But really, all of that is beside the point now. Everything the Browns have done recently; trading draft picks in 2013 for picks in 2014, taking a project like Barkevious Mingo with their first pick, refusing to sign any veteran stopgaps in free agency, going into the season with Brandon Weeden as the starting quarterback, constantly toying with the bottom of the roster, trading Trent Richardson; was done with 2014 in mind. It’s not at all shocking that their head coach hire for 2013, and the subsequent firing of said coach, was also done with 2014 in mind.
This firing simply comes down to Banner and Haslam lacking the belief that Rob Chudzinski is the right guy to lead this team into consistent Super Bowl contention. The better question is whether or not Banner and Haslam believed Chudzinski was the right guy when they originally hired him; I would have been curious to see if the Browns would have retained Chudzinski if they had managed to hold on to win against the Jaguars, Bears, and Patriots. But fortunately for Banner and Haslam, Chudzinski never gave the duo any reason to keep him aboard the sinking ship (sunk ship?) that is the Cleveland Browns, and that is ultimately why he is no longer the Browns’ head coach.
If there’s one thing that has marked the tenure of Joe Banner and Jimmy Haslam, it’s that the duo has total disregard for what outsiders think of what they’re doing. Going back to when they traded a fourth round pick in 2013 to Pittsburgh for a third rounder in 2014, the tandem made it clear from the jump that they did not care about what those outside the organization thought of their moves.

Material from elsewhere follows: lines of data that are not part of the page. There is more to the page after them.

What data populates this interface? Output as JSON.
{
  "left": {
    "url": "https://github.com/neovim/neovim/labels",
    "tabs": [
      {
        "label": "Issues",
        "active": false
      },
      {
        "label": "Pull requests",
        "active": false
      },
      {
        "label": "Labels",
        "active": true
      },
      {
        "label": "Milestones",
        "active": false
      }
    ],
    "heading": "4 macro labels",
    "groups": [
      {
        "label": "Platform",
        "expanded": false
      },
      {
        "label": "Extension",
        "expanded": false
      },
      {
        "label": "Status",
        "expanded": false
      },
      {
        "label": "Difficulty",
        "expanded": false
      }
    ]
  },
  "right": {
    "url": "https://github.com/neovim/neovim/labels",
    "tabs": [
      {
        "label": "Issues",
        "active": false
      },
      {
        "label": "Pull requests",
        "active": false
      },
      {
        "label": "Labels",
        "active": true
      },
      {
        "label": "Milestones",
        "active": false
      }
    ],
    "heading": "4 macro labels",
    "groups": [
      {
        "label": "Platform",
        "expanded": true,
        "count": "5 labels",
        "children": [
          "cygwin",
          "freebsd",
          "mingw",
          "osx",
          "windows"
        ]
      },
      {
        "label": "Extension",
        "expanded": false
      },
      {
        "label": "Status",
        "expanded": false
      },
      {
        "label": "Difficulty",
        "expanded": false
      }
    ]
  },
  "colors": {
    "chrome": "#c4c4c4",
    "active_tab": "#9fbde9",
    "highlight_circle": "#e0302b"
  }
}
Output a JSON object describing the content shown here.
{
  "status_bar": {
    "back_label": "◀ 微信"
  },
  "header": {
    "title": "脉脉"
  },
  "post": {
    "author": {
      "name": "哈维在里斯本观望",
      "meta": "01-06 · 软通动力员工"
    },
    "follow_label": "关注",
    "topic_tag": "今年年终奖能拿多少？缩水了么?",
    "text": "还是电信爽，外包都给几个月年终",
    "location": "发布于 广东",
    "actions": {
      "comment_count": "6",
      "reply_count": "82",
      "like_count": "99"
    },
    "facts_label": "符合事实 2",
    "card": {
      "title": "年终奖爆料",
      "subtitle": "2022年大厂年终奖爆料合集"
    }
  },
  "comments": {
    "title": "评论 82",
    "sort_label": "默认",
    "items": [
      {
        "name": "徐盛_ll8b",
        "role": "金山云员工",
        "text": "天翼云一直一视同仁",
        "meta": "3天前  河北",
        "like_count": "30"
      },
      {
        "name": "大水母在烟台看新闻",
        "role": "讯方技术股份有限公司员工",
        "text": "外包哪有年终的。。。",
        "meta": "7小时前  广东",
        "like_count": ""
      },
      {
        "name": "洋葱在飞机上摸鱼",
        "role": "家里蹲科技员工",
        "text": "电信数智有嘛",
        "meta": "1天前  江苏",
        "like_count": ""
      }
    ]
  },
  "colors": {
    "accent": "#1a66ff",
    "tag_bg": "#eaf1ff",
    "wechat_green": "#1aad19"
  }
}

That ideology was on display when they dealt Trent Richardson, and it was on display again when they fired Chudzinski.
Banner and Haslam can be called a lot of things, but stupid isn’t one of them. Both men had to know the media shitstorm that would hit following Chudzinski’s dismissal. They were surely aware that fans would come up with derisive jokes such as The Life Cycle of the Cleveland Browns and that media members would bestow the organization with the dreaded D-Word, the word signifying that the organization is as far from winning a Super Bowl as they were when they returned to Cleveland in 1999. Yet they went ahead and fired Chudzinski anyway.
A lot has been made in the past few days of the idea that firing the guy they hired less than 365 days ago reflects much worse on the guys doing the hiring and firing than on the guy they hired/fired. There’s definitely some truth to that; it’s not optimal to fire your head coach after only one season. But I’d much rather the Browns fire the wrong guy for the right reasons instead of keeping him around in an effort to salvage their reputations.
This franchise is still fraught with doubt. The roster is still a mess, the entire coaching staff needs to be replaced, and the guys making the decisions haven’t exactly done a great job so far (save for the Trent Richardson trade). Good luck finding a quality head coach that is willing to work for an autocratic CEO and an owner that may come under federal indictment in the coming months.
But the one thing that I love so far about this front office is that they refuse to kowtow to what fans and media expect out of them. In a sports town where the discourse is dominated by overreacting fans conditioned by decades of losing to distrust anything and everything a front office does as well as media personalities that feed off that distrust to fuel their airwaves and blog pages with those same sensationalized overreactions, the Browns are currently operating above that fray. Whether or not Joe Banner and Jimmy Haslam bring in the right guy to coach this team (they probably won’t), I feel confident in saying that they will do whatever they think is best to get the Browns to the Super Bowl, reputations be damned.